“I’m a little preoccupied about Vasrna and Mantras”, says the bard. “They’re on opposite sides of Pygia, right? But Pygia is now a Vasarigan land.”
“Indeed”, I reply. There is neither more ale nor water, and the innkeeper has left the establishment unattended to enjoy the sunset outside. “You do see why one shouldn’t chant the grandeurs of Vasarigan royalty, right?”
Aiga looks pensive for a moment, a hundred questions crossing her mind.
“But Pygia hasn’t expanded much, has it?”, she asks.
“They're cursed”, I reply. “They’ve been cursed for a very long time, and neither Pygians nor their descendants can leave their land. What originally was their land, that is. However, others can come and go as they please.”
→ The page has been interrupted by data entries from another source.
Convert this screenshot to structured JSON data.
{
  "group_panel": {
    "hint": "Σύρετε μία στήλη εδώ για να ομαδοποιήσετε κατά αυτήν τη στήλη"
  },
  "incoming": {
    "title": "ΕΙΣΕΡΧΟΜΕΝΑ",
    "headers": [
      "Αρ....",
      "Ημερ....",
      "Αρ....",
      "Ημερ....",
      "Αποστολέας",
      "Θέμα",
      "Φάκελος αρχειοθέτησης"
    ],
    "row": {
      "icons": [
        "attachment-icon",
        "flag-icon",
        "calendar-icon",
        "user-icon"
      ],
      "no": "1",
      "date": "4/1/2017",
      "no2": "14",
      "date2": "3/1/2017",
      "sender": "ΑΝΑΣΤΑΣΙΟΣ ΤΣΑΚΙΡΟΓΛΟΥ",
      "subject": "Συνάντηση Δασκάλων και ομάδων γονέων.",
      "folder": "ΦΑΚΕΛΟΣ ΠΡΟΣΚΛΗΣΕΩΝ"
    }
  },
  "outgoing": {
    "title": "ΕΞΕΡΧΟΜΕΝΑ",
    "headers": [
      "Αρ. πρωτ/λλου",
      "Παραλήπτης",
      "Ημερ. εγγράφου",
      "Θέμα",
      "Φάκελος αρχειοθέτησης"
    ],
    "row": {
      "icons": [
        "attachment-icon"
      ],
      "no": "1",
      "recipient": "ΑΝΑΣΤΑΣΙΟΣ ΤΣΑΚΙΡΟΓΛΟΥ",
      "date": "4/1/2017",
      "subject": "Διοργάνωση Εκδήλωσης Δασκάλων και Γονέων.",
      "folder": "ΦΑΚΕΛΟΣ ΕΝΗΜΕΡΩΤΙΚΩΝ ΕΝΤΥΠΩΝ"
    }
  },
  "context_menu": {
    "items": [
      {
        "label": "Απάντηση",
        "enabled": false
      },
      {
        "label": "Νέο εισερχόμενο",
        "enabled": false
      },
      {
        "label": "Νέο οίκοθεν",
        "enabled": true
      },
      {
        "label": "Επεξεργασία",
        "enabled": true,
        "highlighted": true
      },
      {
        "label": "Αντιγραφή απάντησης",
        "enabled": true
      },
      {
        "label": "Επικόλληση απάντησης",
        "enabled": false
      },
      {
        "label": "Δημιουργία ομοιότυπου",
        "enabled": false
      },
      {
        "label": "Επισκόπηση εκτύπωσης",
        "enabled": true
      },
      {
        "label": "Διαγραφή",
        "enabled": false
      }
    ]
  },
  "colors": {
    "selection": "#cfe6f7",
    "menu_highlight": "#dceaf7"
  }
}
“If they survive the deadly sandstorms”, observes the bard. Her eyes get lost in her empty mug for the hundredth time that evening. “So… No singing about Vasarigæ?”
“That’s all the advice I can give you.” There is a brief silence. “But regardless of whether you sing songs of Vasarigæ or Osvarii, mighty warriors, gods, goddesses, or heroes of old, you will become a great bard, Aiga Aelyn. Of that, I have no doubt.”
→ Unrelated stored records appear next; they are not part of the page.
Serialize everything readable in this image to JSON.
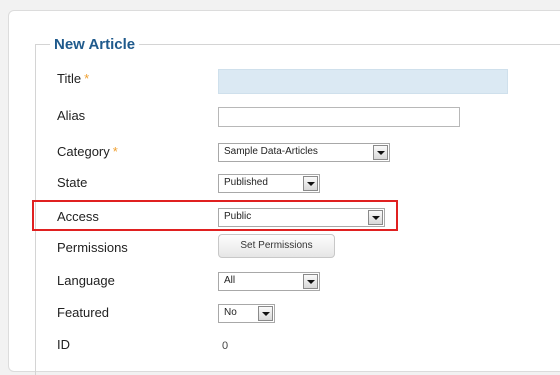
{
  "form": {
    "legend": "New Article",
    "required_marker": "*",
    "fields": {
      "title": {
        "label": "Title",
        "value": ""
      },
      "alias": {
        "label": "Alias",
        "value": ""
      },
      "category": {
        "label": "Category",
        "value": "Sample Data-Articles"
      },
      "state": {
        "label": "State",
        "value": "Published"
      },
      "access": {
        "label": "Access",
        "value": "Public"
      },
      "permissions": {
        "label": "Permissions",
        "button_label": "Set Permissions"
      },
      "language": {
        "label": "Language",
        "value": "All"
      },
      "featured": {
        "label": "Featured",
        "value": "No"
      },
      "id": {
        "label": "ID",
        "value": "0"
      }
    }
  },
  "colors": {
    "legend": "#1f5a8c",
    "required": "#f0a030",
    "title_input_bg": "#dbe9f3",
    "highlight_border": "#e02020"
  }
}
The door opens and the lady patron glances at the bard like a jeweller looks at an unpolished precious gem. She doesn’t have to say a word to make herself understood. Aiga grabs her bag full of instruments and spare clothes, and hangs it on her shoulder.
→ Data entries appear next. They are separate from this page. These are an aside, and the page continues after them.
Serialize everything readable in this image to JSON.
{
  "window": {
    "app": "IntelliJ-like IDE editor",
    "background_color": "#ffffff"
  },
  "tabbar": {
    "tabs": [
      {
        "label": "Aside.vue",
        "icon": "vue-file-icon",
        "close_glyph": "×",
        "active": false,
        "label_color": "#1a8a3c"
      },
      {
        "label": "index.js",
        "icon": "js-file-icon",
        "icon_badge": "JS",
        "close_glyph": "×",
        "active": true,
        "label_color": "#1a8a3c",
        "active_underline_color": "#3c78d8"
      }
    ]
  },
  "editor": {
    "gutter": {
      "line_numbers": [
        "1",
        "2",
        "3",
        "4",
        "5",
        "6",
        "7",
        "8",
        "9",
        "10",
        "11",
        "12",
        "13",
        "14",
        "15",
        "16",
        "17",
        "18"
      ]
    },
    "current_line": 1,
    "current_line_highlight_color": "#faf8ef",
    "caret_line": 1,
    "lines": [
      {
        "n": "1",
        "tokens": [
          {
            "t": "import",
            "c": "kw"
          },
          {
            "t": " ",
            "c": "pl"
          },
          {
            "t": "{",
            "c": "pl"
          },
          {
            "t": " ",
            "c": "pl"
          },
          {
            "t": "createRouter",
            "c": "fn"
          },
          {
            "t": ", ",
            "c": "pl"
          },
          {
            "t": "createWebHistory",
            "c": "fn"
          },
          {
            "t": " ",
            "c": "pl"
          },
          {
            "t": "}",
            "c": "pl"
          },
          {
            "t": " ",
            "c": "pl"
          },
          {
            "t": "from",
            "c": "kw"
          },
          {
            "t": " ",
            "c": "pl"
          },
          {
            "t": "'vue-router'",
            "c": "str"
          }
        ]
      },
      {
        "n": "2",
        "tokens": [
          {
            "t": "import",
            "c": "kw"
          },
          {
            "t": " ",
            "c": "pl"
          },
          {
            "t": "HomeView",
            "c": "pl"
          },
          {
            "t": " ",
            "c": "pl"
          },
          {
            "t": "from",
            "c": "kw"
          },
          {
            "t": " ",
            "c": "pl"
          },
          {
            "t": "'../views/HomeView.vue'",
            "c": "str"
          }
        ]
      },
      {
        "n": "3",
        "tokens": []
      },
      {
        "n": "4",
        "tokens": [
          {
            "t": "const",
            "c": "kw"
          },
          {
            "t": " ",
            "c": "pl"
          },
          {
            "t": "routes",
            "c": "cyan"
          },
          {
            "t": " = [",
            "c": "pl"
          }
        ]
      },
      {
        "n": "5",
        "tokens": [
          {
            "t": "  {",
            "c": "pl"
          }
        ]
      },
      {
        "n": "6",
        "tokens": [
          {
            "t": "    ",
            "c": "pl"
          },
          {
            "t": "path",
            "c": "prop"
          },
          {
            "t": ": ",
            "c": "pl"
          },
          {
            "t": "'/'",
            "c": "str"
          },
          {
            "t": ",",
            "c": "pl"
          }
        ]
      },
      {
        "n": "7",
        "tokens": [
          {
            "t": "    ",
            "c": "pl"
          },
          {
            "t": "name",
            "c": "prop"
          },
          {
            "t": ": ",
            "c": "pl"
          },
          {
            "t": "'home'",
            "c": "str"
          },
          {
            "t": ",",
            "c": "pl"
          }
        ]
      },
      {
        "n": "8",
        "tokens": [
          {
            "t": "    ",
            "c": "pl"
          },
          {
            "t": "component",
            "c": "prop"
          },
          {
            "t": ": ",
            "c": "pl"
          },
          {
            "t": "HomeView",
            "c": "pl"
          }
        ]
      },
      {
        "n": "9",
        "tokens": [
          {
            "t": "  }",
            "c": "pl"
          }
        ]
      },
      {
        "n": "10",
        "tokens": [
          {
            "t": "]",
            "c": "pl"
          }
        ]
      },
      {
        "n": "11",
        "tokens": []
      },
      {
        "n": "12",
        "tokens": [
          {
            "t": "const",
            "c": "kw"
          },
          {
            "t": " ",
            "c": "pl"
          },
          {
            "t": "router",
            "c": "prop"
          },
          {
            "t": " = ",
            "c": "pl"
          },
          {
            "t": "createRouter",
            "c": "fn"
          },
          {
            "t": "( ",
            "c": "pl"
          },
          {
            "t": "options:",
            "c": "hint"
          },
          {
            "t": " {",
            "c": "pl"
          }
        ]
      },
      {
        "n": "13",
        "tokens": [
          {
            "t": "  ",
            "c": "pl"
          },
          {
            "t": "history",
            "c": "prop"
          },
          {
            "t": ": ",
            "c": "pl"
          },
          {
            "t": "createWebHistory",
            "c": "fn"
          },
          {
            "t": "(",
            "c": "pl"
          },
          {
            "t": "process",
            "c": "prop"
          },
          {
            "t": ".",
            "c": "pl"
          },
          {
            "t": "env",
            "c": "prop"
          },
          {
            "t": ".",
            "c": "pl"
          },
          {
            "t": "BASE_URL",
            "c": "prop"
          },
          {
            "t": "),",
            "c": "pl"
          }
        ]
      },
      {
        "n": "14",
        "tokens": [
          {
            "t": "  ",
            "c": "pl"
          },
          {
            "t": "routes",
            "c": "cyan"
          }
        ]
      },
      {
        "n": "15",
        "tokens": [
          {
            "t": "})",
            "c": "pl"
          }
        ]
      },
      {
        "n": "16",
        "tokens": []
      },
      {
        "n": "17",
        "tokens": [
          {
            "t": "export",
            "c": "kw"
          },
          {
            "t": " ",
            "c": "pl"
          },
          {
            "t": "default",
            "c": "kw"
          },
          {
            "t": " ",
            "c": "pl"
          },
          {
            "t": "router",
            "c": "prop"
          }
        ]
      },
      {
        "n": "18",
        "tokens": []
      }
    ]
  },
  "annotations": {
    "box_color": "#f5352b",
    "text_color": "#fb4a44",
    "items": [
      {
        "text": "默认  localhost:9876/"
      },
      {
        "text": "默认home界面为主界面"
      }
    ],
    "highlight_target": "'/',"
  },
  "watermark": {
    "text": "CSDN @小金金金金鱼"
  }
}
“Thank you for everything, storyteller”, she says, and bows her head. “If big crowds aren’t for me, where can I find you?”
“I’ll do my best to be in Nariv at least once every three years. That’s about two from now."
“Perhaps”, I concede. I then stand up, and we shake arms.
“Don’t grow too old and grumpy before our paths cross again”, she says with a smile.
“I have every intention not to”, I respond, and I smile back.
A beautiful carriage is waiting for Aiga outside the inn. I lean over the window and the bard gives me one last look before getting inside the carriage. She waves her arm with so much energy all passers-by look at her.
“I never got your name!”, she shouts.
“I’ve forgotten it myself!”, I shout back.
“Good, because I’ll remember you as Gwildyth!”
Everyone, even the lady patron, laughs. Naming me after one of the mighty Osvarian heroes of our world is too much of an honour for an old, poor, lone storyteller like me.
The carriage disappears down the road right after the moon emerges in the clear summer sky, surrounded by a million stars.
Gwildyth. I could get accustomed to the name of my favourite chronicler.
I collect my things and prepare for a long journey to the very heart of the forest. To Arnwad. To new unforeseeable adventures, and unavoidable misadventures.
I miss the young bard already.